• [SUPPLIED DATA]:
=-=-=-=-=

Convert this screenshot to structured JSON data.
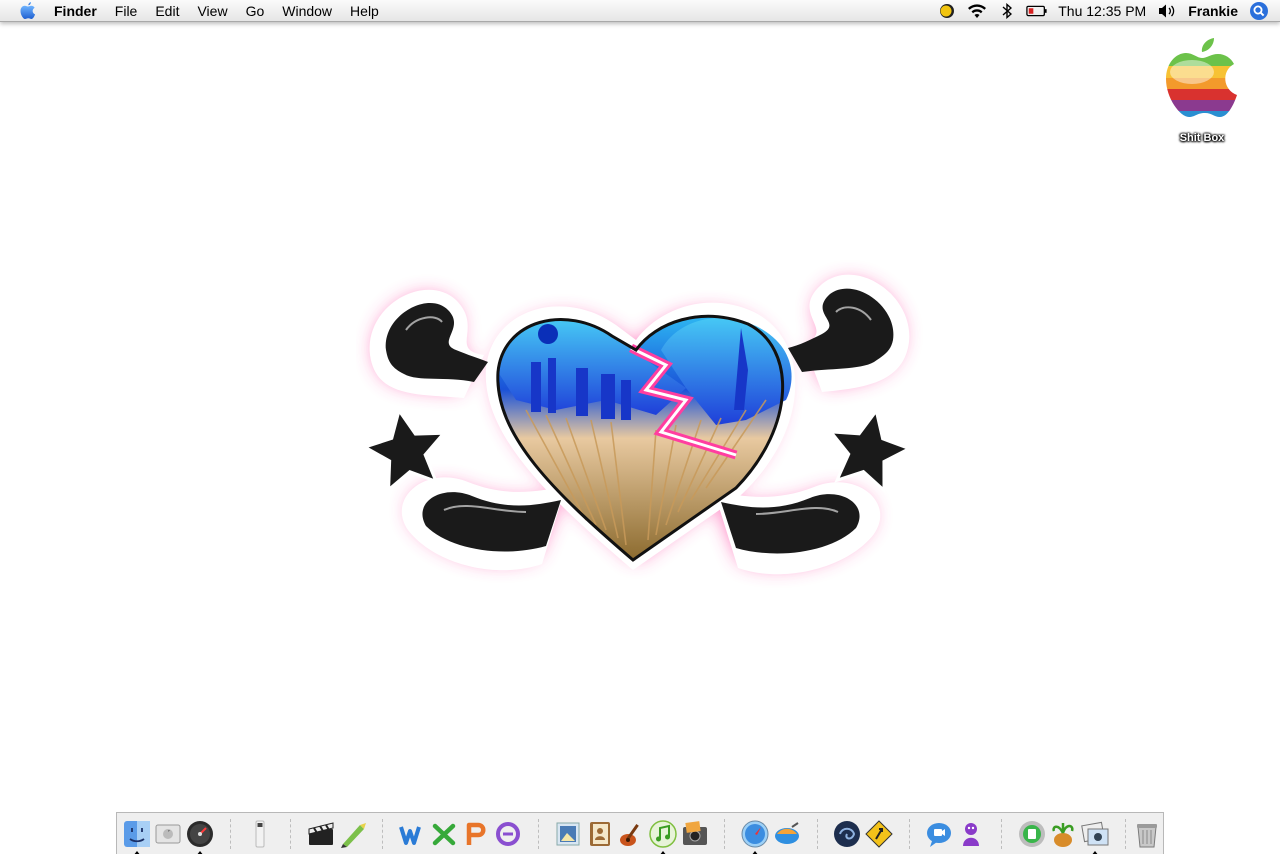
{
  "menubar": {
    "app_name": "Finder",
    "items": [
      "File",
      "Edit",
      "View",
      "Go",
      "Window",
      "Help"
    ],
    "status": {
      "clock": "Thu 12:35 PM",
      "user": "Frankie",
      "icons": [
        "updates-icon",
        "wifi-icon",
        "bluetooth-icon",
        "battery-icon",
        "volume-icon",
        "spotlight-icon"
      ]
    }
  },
  "desktop": {
    "drive_label": "Shit Box",
    "wallpaper": "broken-heart-crossbones"
  },
  "dock": {
    "items": [
      {
        "name": "finder",
        "running": true
      },
      {
        "name": "preferences-drive",
        "running": false
      },
      {
        "name": "dashboard",
        "running": true
      },
      {
        "name": "ipod",
        "running": false
      },
      {
        "name": "final-cut",
        "running": false
      },
      {
        "name": "sketch",
        "running": false
      },
      {
        "name": "word",
        "running": false
      },
      {
        "name": "excel",
        "running": false
      },
      {
        "name": "powerpoint",
        "running": false
      },
      {
        "name": "entourage",
        "running": false
      },
      {
        "name": "preview",
        "running": false
      },
      {
        "name": "address-book",
        "running": false
      },
      {
        "name": "garageband",
        "running": false
      },
      {
        "name": "itunes",
        "running": true
      },
      {
        "name": "iphoto",
        "running": false
      },
      {
        "name": "safari",
        "running": true
      },
      {
        "name": "transmit",
        "running": false
      },
      {
        "name": "quicksilver",
        "running": false
      },
      {
        "name": "coconut-battery",
        "running": false
      },
      {
        "name": "ichat",
        "running": false
      },
      {
        "name": "adium",
        "running": false
      },
      {
        "name": "garage-app",
        "running": false
      },
      {
        "name": "tropical-app",
        "running": false
      },
      {
        "name": "photo-app",
        "running": true
      },
      {
        "name": "trash",
        "running": false
      }
    ]
  }
}
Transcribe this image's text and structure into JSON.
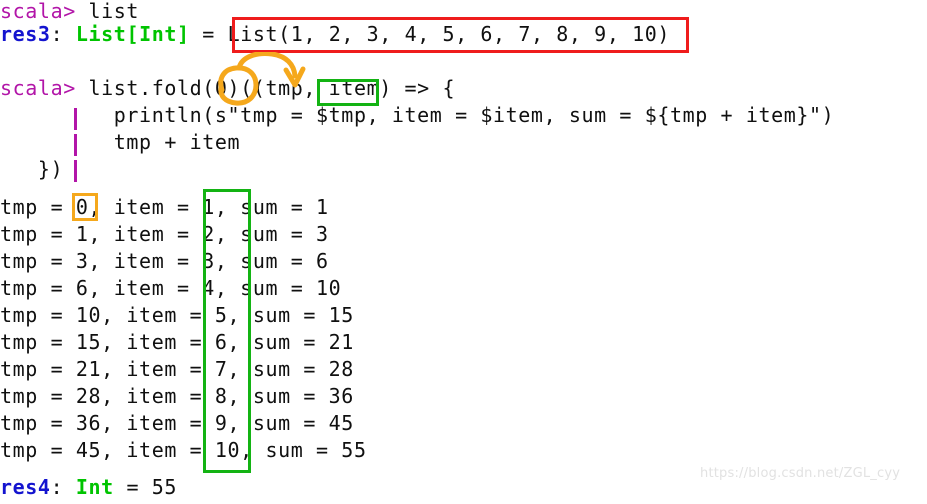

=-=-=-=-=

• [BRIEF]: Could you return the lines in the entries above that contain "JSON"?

• [WRITTEN REPLY]:
Convert this screenshot to structured JSON data.
Transcribe this image's text and structure into JSON.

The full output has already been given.